So again, I think this focus is going to be on whether we get the fiscal stimulus bill first. Then it will be the implications of the election second. And in our view, Brian, that creates opportunity. When you have excess liquidity to a historic degree, and you couple that with the beginning of an economic recovery, that's-- that suggests you're early in the-- in the new bull market.

JULIA LA ROCHE: Hey, Tony. It's Julia La Roche here. And I was listening to you talk about the catalyst as to why you're bullish. Just curious, though, what are some of the risks, though, that you'll be paying attention to in the coming months, maybe some of the less obvious ones that we might discuss here?

TONY DWYER: The ones that are out there-- it's a great question. Because we were looking for-- in the fall of 2009, you were in this, like I said earlier, this economic kind of-- the beginning of the recovery, and people thought the market was ahead of itself, and the market was up 50% from the March low. Sounds familiar, right?

And that's the-- that's the situation today, where, you know, you're getting this-- you had a 50% run into early August. We were looking for this rolling corrections. You got four corrections between 3% and 7% from the August of 2009 peak into the end of the year. And I think we're going to get that.

And what causes those corrections can be anything. I think the big misperception is people like me and folks like you come on TV, and we try to explain every time the market pulls back. Sometimes there is no reason, there's just too much optimism. And I think that was the case when you went into that August peak for the market of this year.

There was just-- you were gapping mega cap stocks higher on stock splits. It could be a broken shoelace that causes the correction. It doesn't-- of course, you're going to try-- and people-- we're all going to try and blame the election stuff. We're going to blame some kind of economic data point that may come out. But ultimately, when you get too optimistic and you're on a run in this backdrop, you get a pullback, and it's those pullbacks that we want to add risk to.

JULIE HYMAN: Hey, Tony. This is a great point about the markets and sometimes what they move not being sort of very logical, right, or you can't draw an exact line. I'm curious now as you're talking to clients, as you're talking to investors, I know you have a lot of conversations, what are you hearing from them? What is the sentiment like right now when we still have a very high COVID case count, for example. We have the election, and there's been a lot of consternation surrounding that. Is that filtering down to people? Are they concerned?

TONY DWYER: So Julie, here's an interesting thing. We've got-- let's just paint the picture of why the market could correct today. It already did, but let's just pretend. What would the reasons be? COVID-19, election risk, geopolitical tension with China, Brexit, and social unrest, right?

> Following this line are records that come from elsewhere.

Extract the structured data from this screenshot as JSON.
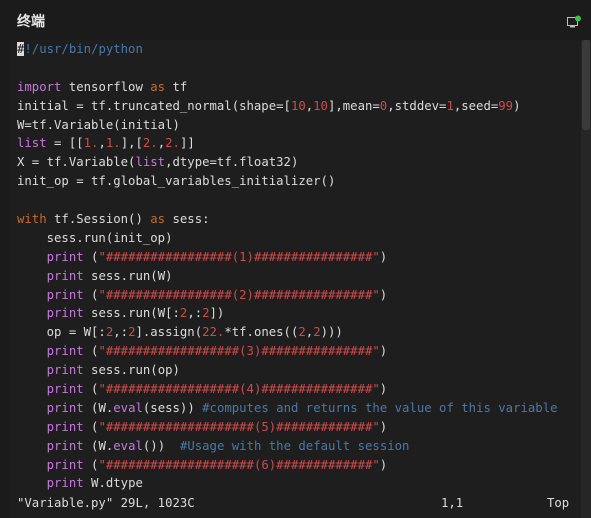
{
  "window": {
    "title": "终端",
    "icon": "terminal-icon"
  },
  "colors": {
    "background": "#1e1e1e",
    "keyword": "#c678dd",
    "string": "#d14a4a",
    "comment": "#4a78a8",
    "text": "#dcdcdc"
  },
  "code": {
    "lines": [
      [
        {
          "t": "#",
          "c": "cursor"
        },
        {
          "t": "!/usr/bin/python",
          "c": "c-cm"
        }
      ],
      [],
      [
        {
          "t": "import",
          "c": "c-kw"
        },
        {
          "t": " tensorflow ",
          "c": "c-plain"
        },
        {
          "t": "as",
          "c": "c-kw2"
        },
        {
          "t": " tf",
          "c": "c-plain"
        }
      ],
      [
        {
          "t": "initial = tf.truncated_normal(shape=[",
          "c": "c-plain"
        },
        {
          "t": "10",
          "c": "c-num"
        },
        {
          "t": ",",
          "c": "c-plain"
        },
        {
          "t": "10",
          "c": "c-num"
        },
        {
          "t": "],mean=",
          "c": "c-plain"
        },
        {
          "t": "0",
          "c": "c-num"
        },
        {
          "t": ",stddev=",
          "c": "c-plain"
        },
        {
          "t": "1",
          "c": "c-num"
        },
        {
          "t": ",seed=",
          "c": "c-plain"
        },
        {
          "t": "99",
          "c": "c-num"
        },
        {
          "t": ")",
          "c": "c-plain"
        }
      ],
      [
        {
          "t": "W=tf.Variable(initial)",
          "c": "c-plain"
        }
      ],
      [
        {
          "t": "list",
          "c": "c-kw"
        },
        {
          "t": " = [[",
          "c": "c-plain"
        },
        {
          "t": "1.",
          "c": "c-num"
        },
        {
          "t": ",",
          "c": "c-plain"
        },
        {
          "t": "1.",
          "c": "c-num"
        },
        {
          "t": "],[",
          "c": "c-plain"
        },
        {
          "t": "2.",
          "c": "c-num"
        },
        {
          "t": ",",
          "c": "c-plain"
        },
        {
          "t": "2.",
          "c": "c-num"
        },
        {
          "t": "]]",
          "c": "c-plain"
        }
      ],
      [
        {
          "t": "X = tf.Variable(",
          "c": "c-plain"
        },
        {
          "t": "list",
          "c": "c-kw"
        },
        {
          "t": ",dtype=tf.float32)",
          "c": "c-plain"
        }
      ],
      [
        {
          "t": "init_op = tf.global_variables_initializer()",
          "c": "c-plain"
        }
      ],
      [],
      [
        {
          "t": "with",
          "c": "c-kw2"
        },
        {
          "t": " tf.Session() ",
          "c": "c-plain"
        },
        {
          "t": "as",
          "c": "c-kw2"
        },
        {
          "t": " sess:",
          "c": "c-plain"
        }
      ],
      [
        {
          "t": "    sess.run(init_op)",
          "c": "c-plain"
        }
      ],
      [
        {
          "t": "    ",
          "c": "c-plain"
        },
        {
          "t": "print",
          "c": "c-kw"
        },
        {
          "t": " (",
          "c": "c-plain"
        },
        {
          "t": "\"#################(1)################\"",
          "c": "c-str"
        },
        {
          "t": ")",
          "c": "c-plain"
        }
      ],
      [
        {
          "t": "    ",
          "c": "c-plain"
        },
        {
          "t": "print",
          "c": "c-kw"
        },
        {
          "t": " sess.run(W)",
          "c": "c-plain"
        }
      ],
      [
        {
          "t": "    ",
          "c": "c-plain"
        },
        {
          "t": "print",
          "c": "c-kw"
        },
        {
          "t": " (",
          "c": "c-plain"
        },
        {
          "t": "\"#################(2)################\"",
          "c": "c-str"
        },
        {
          "t": ")",
          "c": "c-plain"
        }
      ],
      [
        {
          "t": "    ",
          "c": "c-plain"
        },
        {
          "t": "print",
          "c": "c-kw"
        },
        {
          "t": " sess.run(W[:",
          "c": "c-plain"
        },
        {
          "t": "2",
          "c": "c-num"
        },
        {
          "t": ",:",
          "c": "c-plain"
        },
        {
          "t": "2",
          "c": "c-num"
        },
        {
          "t": "])",
          "c": "c-plain"
        }
      ],
      [
        {
          "t": "    op = W[:",
          "c": "c-plain"
        },
        {
          "t": "2",
          "c": "c-num"
        },
        {
          "t": ",:",
          "c": "c-plain"
        },
        {
          "t": "2",
          "c": "c-num"
        },
        {
          "t": "].assign(",
          "c": "c-plain"
        },
        {
          "t": "22.",
          "c": "c-num"
        },
        {
          "t": "*tf.ones((",
          "c": "c-plain"
        },
        {
          "t": "2",
          "c": "c-num"
        },
        {
          "t": ",",
          "c": "c-plain"
        },
        {
          "t": "2",
          "c": "c-num"
        },
        {
          "t": ")))",
          "c": "c-plain"
        }
      ],
      [
        {
          "t": "    ",
          "c": "c-plain"
        },
        {
          "t": "print",
          "c": "c-kw"
        },
        {
          "t": " (",
          "c": "c-plain"
        },
        {
          "t": "\"##################(3)###############\"",
          "c": "c-str"
        },
        {
          "t": ")",
          "c": "c-plain"
        }
      ],
      [
        {
          "t": "    ",
          "c": "c-plain"
        },
        {
          "t": "print",
          "c": "c-kw"
        },
        {
          "t": " sess.run(op)",
          "c": "c-plain"
        }
      ],
      [
        {
          "t": "    ",
          "c": "c-plain"
        },
        {
          "t": "print",
          "c": "c-kw"
        },
        {
          "t": " (",
          "c": "c-plain"
        },
        {
          "t": "\"##################(4)###############\"",
          "c": "c-str"
        },
        {
          "t": ")",
          "c": "c-plain"
        }
      ],
      [
        {
          "t": "    ",
          "c": "c-plain"
        },
        {
          "t": "print",
          "c": "c-kw"
        },
        {
          "t": " (W.",
          "c": "c-plain"
        },
        {
          "t": "eval",
          "c": "c-kw"
        },
        {
          "t": "(sess)) ",
          "c": "c-plain"
        },
        {
          "t": "#computes and returns the value of this variable",
          "c": "c-cm"
        }
      ],
      [
        {
          "t": "    ",
          "c": "c-plain"
        },
        {
          "t": "print",
          "c": "c-kw"
        },
        {
          "t": " (",
          "c": "c-plain"
        },
        {
          "t": "\"####################(5)#############\"",
          "c": "c-str"
        },
        {
          "t": ")",
          "c": "c-plain"
        }
      ],
      [
        {
          "t": "    ",
          "c": "c-plain"
        },
        {
          "t": "print",
          "c": "c-kw"
        },
        {
          "t": " (W.",
          "c": "c-plain"
        },
        {
          "t": "eval",
          "c": "c-kw"
        },
        {
          "t": "())  ",
          "c": "c-plain"
        },
        {
          "t": "#Usage with the default session",
          "c": "c-cm"
        }
      ],
      [
        {
          "t": "    ",
          "c": "c-plain"
        },
        {
          "t": "print",
          "c": "c-kw"
        },
        {
          "t": " (",
          "c": "c-plain"
        },
        {
          "t": "\"####################(6)#############\"",
          "c": "c-str"
        },
        {
          "t": ")",
          "c": "c-plain"
        }
      ],
      [
        {
          "t": "    ",
          "c": "c-plain"
        },
        {
          "t": "print",
          "c": "c-kw"
        },
        {
          "t": " W.dtype",
          "c": "c-plain"
        }
      ]
    ]
  },
  "status": {
    "file": "\"Variable.py\" 29L, 1023C",
    "position": "1,1",
    "scroll": "Top"
  }
}
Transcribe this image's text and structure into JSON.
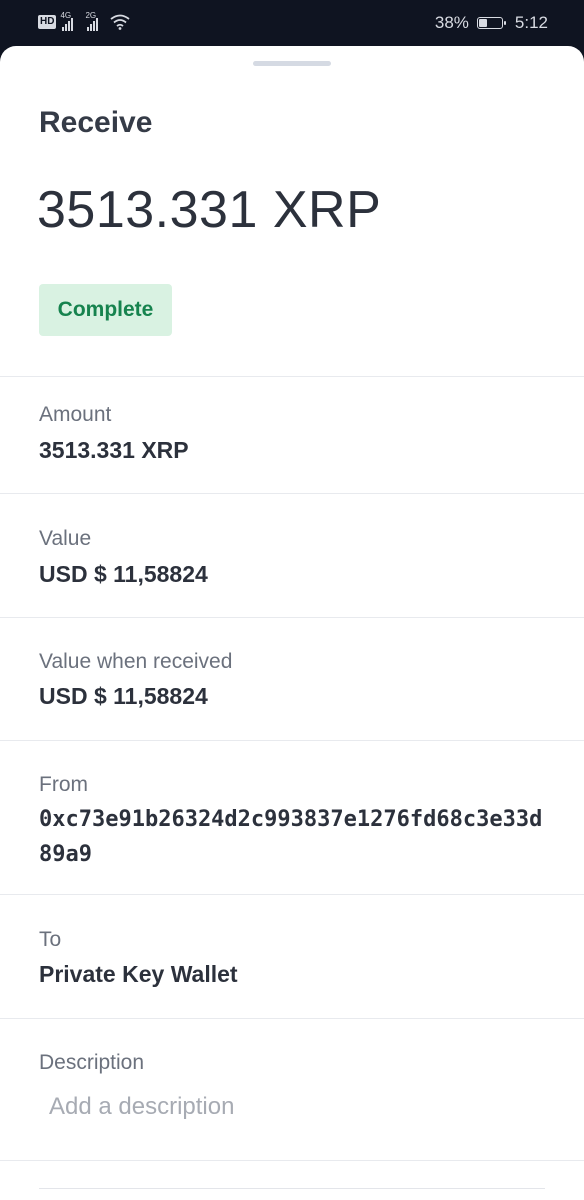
{
  "status_bar": {
    "hd": "HD",
    "net1": "4G",
    "net2": "2G",
    "battery_text": "38%",
    "battery_level": 0.38,
    "time": "5:12"
  },
  "sheet": {
    "title": "Receive",
    "amount": "3513.331 XRP",
    "status": "Complete",
    "status_color": "#16834e",
    "status_bg": "#d9f2e2"
  },
  "details": [
    {
      "label": "Amount",
      "value": "3513.331 XRP"
    },
    {
      "label": "Value",
      "value": "USD $ 11,58824"
    },
    {
      "label": "Value when received",
      "value": "USD $ 11,58824"
    },
    {
      "label": "From",
      "value": "0xc73e91b26324d2c993837e1276fd68c3e33d89a9"
    },
    {
      "label": "To",
      "value": "Private Key Wallet"
    }
  ],
  "description": {
    "label": "Description",
    "placeholder": "Add a description",
    "value": ""
  }
}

The funny thing-- not the funny thing is-- nothing-- none of that is funny. The interesting thing about that is they've been with us for the last 50% plus the last 10% correction. So those-- the client base is understanding that when the Federal Reserve chairperson looks into the camera and says, we're just printing money and now is not the time to worry about the deficits, they're coming to understand that-- you have significant sustainable declines when you have a need for money and no access to it.

We have a historic level of money for corporates and households. Of course, some are not doing well. This has been a terrible tragedy, this whole COVID-19 and small businesses. I know a lot of small business owners that are suffering. But from a macro standpoint, because of the Fed's move, there has been a historic level of excess liquidity.

Where the-- where the client base is challenging me a little bit, just like you folks did, is what's with this global synchronized recovery, we're still not great, and it's choppy? And the answer is if you look at the market PMI data, if you look at the OECD, Organization of Economic Cooperation and Development data, we have inflected off of a historic period of weakness, and they're moving back in the positive direction, just like we have after every other recession.